#### Instructions for the task:
Extract the complete data exactly as given.

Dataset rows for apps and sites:

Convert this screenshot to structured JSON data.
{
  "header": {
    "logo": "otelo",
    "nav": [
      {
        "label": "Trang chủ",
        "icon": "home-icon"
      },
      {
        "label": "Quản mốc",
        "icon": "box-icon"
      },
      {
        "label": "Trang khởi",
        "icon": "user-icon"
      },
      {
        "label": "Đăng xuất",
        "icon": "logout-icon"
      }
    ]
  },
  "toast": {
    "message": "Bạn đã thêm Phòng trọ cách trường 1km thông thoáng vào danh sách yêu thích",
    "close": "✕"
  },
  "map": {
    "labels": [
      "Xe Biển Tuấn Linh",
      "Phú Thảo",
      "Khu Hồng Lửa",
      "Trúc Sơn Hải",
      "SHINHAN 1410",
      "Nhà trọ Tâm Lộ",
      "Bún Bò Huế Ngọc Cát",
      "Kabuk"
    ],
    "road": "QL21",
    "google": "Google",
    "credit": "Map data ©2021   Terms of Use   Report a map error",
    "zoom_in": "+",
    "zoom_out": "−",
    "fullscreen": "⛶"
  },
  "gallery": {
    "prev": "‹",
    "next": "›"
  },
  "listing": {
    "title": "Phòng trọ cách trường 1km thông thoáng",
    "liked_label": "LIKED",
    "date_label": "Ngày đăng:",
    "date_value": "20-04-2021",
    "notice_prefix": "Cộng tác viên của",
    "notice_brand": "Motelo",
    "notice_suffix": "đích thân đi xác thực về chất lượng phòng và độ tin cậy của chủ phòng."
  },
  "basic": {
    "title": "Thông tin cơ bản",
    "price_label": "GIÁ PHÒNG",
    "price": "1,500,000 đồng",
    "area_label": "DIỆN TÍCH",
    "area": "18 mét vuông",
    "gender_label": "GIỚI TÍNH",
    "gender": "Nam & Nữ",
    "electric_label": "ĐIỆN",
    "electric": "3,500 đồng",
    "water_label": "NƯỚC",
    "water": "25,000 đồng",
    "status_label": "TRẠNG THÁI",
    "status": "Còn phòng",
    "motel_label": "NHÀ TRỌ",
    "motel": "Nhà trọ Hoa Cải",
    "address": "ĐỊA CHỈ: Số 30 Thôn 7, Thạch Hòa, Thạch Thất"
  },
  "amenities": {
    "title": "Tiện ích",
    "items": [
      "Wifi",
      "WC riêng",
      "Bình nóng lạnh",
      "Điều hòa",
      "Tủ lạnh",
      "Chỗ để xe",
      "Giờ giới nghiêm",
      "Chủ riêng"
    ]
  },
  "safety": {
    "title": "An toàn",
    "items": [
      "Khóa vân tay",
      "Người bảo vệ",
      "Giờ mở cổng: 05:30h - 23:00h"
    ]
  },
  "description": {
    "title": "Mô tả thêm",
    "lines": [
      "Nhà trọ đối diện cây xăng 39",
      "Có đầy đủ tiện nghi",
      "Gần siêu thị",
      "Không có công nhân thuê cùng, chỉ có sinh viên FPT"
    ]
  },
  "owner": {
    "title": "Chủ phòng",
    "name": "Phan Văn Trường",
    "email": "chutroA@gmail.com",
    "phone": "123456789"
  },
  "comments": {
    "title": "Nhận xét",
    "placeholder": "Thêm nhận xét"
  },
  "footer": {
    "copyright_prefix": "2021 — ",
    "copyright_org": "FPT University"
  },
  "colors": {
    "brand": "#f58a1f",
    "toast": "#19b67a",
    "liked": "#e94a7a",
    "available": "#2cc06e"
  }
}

#### Solution below:
Convert this screenshot to structured JSON data.
{
  "header": {
    "logo": "otelo",
    "nav": [
      {
        "label": "Trang chủ",
        "icon": "home-icon"
      },
      {
        "label": "Quản mốc",
        "icon": "box-icon"
      },
      {
        "label": "Trang khởi",
        "icon": "user-icon"
      },
      {
        "label": "Đăng xuất",
        "icon": "logout-icon"
      }
    ]
  },
  "toast": {
    "message": "Bạn đã thêm Phòng trọ cách trường 1km thông thoáng vào danh sách yêu thích",
    "close": "✕"
  },
  "map": {
    "labels": [
      "Xe Biển Tuấn Linh",
      "Phú Thảo",
      "Khu Hồng Lửa",
      "Trúc Sơn Hải",
      "SHINHAN 1410",
      "Nhà trọ Tâm Lộ",
      "Bún Bò Huế Ngọc Cát",
      "Kabuk"
    ],
    "road": "QL21",
    "google": "Google",
    "credit": "Map data ©2021   Terms of Use   Report a map error",
    "zoom_in": "+",
    "zoom_out": "−",
    "fullscreen": "⛶"
  },
  "gallery": {
    "prev": "‹",
    "next": "›"
  },
  "listing": {
    "title": "Phòng trọ cách trường 1km thông thoáng",
    "liked_label": "LIKED",
    "date_label": "Ngày đăng:",
    "date_value": "20-04-2021",
    "notice_prefix": "Cộng tác viên của",
    "notice_brand": "Motelo",
    "notice_suffix": "đích thân đi xác thực về chất lượng phòng và độ tin cậy của chủ phòng."
  },
  "basic": {
    "title": "Thông tin cơ bản",
    "price_label": "GIÁ PHÒNG",
    "price": "1,500,000 đồng",
    "area_label": "DIỆN TÍCH",
    "area": "18 mét vuông",
    "gender_label": "GIỚI TÍNH",
    "gender": "Nam & Nữ",
    "electric_label": "ĐIỆN",
    "electric": "3,500 đồng",
    "water_label": "NƯỚC",
    "water": "25,000 đồng",
    "status_label": "TRẠNG THÁI",
    "status": "Còn phòng",
    "motel_label": "NHÀ TRỌ",
    "motel": "Nhà trọ Hoa Cải",
    "address": "ĐỊA CHỈ: Số 30 Thôn 7, Thạch Hòa, Thạch Thất"
  },
  "amenities": {
    "title": "Tiện ích",
    "items": [
      "Wifi",
      "WC riêng",
      "Bình nóng lạnh",
      "Điều hòa",
      "Tủ lạnh",
      "Chỗ để xe",
      "Giờ giới nghiêm",
      "Chủ riêng"
    ]
  },
  "safety": {
    "title": "An toàn",
    "items": [
      "Khóa vân tay",
      "Người bảo vệ",
      "Giờ mở cổng: 05:30h - 23:00h"
    ]
  },
  "description": {
    "title": "Mô tả thêm",
    "lines": [
      "Nhà trọ đối diện cây xăng 39",
      "Có đầy đủ tiện nghi",
      "Gần siêu thị",
      "Không có công nhân thuê cùng, chỉ có sinh viên FPT"
    ]
  },
  "owner": {
    "title": "Chủ phòng",
    "name": "Phan Văn Trường",
    "email": "chutroA@gmail.com",
    "phone": "123456789"
  },
  "comments": {
    "title": "Nhận xét",
    "placeholder": "Thêm nhận xét"
  },
  "footer": {
    "copyright_prefix": "2021 — ",
    "copyright_org": "FPT University"
  },
  "colors": {
    "brand": "#f58a1f",
    "toast": "#19b67a",
    "liked": "#e94a7a",
    "available": "#2cc06e"
  }
}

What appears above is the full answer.